Art programs provide an atmosphere of safety and acceptance. Battered women have experienced judgment and blame from their abusers, families, and friends, and this often leads to them doubting themselves and their feelings. For healing to take place, women must know that their stories will be met with respect and compassion. Art making:

  • Provides an alternative to talk therapy. Many survivors feel at home when talking about their art works, while being shy about discussing themselves during talk therapy.
  • Provides a chance for women and children to heal emotionally. It helps reduce the symptoms of trauma and post-traumatic stress.
  • Provides a direct, gentle and effective way for women to reconnect with the parts of themselves that they shut-off in order to survive violence.
  • Helps survivors to open up and use the counseling and support of the shelter more fully.
  • Enables women to release painful feelings and transform their vision of the future.
  • Enables women to tune in to their present needs and future goals. Participants are often surprised by how deeply the art touches them and how fully they are able to access thoughts and emotions that they were afraid to share with their abusers, friends, and even themselves.

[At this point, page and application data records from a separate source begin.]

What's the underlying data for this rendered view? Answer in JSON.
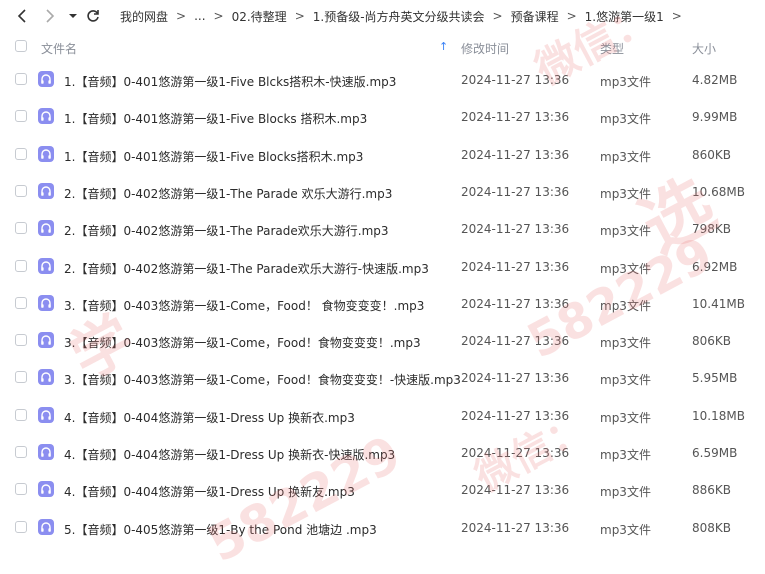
{
  "breadcrumb": [
    "我的网盘",
    "...",
    "02.待整理",
    "1.预备级-尚方舟英文分级共读会",
    "预备课程",
    "1.悠游第一级1"
  ],
  "breadcrumb_sep": ">",
  "header": {
    "name": "文件名",
    "modified": "修改时间",
    "type": "类型",
    "size": "大小"
  },
  "files": [
    {
      "name": "1.【音频】0-401悠游第一级1-Five Blcks搭积木-快速版.mp3",
      "time": "2024-11-27 13:36",
      "type": "mp3文件",
      "size": "4.82MB"
    },
    {
      "name": "1.【音频】0-401悠游第一级1-Five Blocks 搭积木.mp3",
      "time": "2024-11-27 13:36",
      "type": "mp3文件",
      "size": "9.99MB"
    },
    {
      "name": "1.【音频】0-401悠游第一级1-Five Blocks搭积木.mp3",
      "time": "2024-11-27 13:36",
      "type": "mp3文件",
      "size": "860KB"
    },
    {
      "name": "2.【音频】0-402悠游第一级1-The Parade 欢乐大游行.mp3",
      "time": "2024-11-27 13:36",
      "type": "mp3文件",
      "size": "10.68MB"
    },
    {
      "name": "2.【音频】0-402悠游第一级1-The Parade欢乐大游行.mp3",
      "time": "2024-11-27 13:36",
      "type": "mp3文件",
      "size": "798KB"
    },
    {
      "name": "2.【音频】0-402悠游第一级1-The Parade欢乐大游行-快速版.mp3",
      "time": "2024-11-27 13:36",
      "type": "mp3文件",
      "size": "6.92MB"
    },
    {
      "name": "3.【音频】0-403悠游第一级1-Come，Food！ 食物变变变！.mp3",
      "time": "2024-11-27 13:36",
      "type": "mp3文件",
      "size": "10.41MB"
    },
    {
      "name": "3.【音频】0-403悠游第一级1-Come，Food！食物变变变！.mp3",
      "time": "2024-11-27 13:36",
      "type": "mp3文件",
      "size": "806KB"
    },
    {
      "name": "3.【音频】0-403悠游第一级1-Come，Food！食物变变变！-快速版.mp3",
      "time": "2024-11-27 13:36",
      "type": "mp3文件",
      "size": "5.95MB"
    },
    {
      "name": "4.【音频】0-404悠游第一级1-Dress Up 换新衣.mp3",
      "time": "2024-11-27 13:36",
      "type": "mp3文件",
      "size": "10.18MB"
    },
    {
      "name": "4.【音频】0-404悠游第一级1-Dress Up 换新衣-快速版.mp3",
      "time": "2024-11-27 13:36",
      "type": "mp3文件",
      "size": "6.59MB"
    },
    {
      "name": "4.【音频】0-404悠游第一级1-Dress Up 换新友.mp3",
      "time": "2024-11-27 13:36",
      "type": "mp3文件",
      "size": "886KB"
    },
    {
      "name": "5.【音频】0-405悠游第一级1-By the Pond 池塘边 .mp3",
      "time": "2024-11-27 13:36",
      "type": "mp3文件",
      "size": "808KB"
    }
  ],
  "watermarks": [
    "微信：",
    "582229",
    "学",
    "选",
    "微信：",
    "582229"
  ],
  "colors": {
    "accent": "#3b82f6",
    "file_icon": "#8b8ef0"
  },
  "icons": {
    "back": "back-arrow-icon",
    "forward": "forward-arrow-icon",
    "dropdown": "caret-down-icon",
    "refresh": "refresh-icon",
    "audio": "headphones-icon"
  }
}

Children in families with abuse and violence have learned to be silent about the violence and their feelings. Creative expression:

  • Helps children to reduce the trauma of domestic violence, or rape by encouraging them to express their feelings visually and enabling them to gain a sense of hope.
  • Allows children to explore their feelings without fear of ridicule or disapproval. They can gain a sense of empowerment and self-esteem.

This text derives from ''Manual for Art Leaders'' by A Window Between Worlds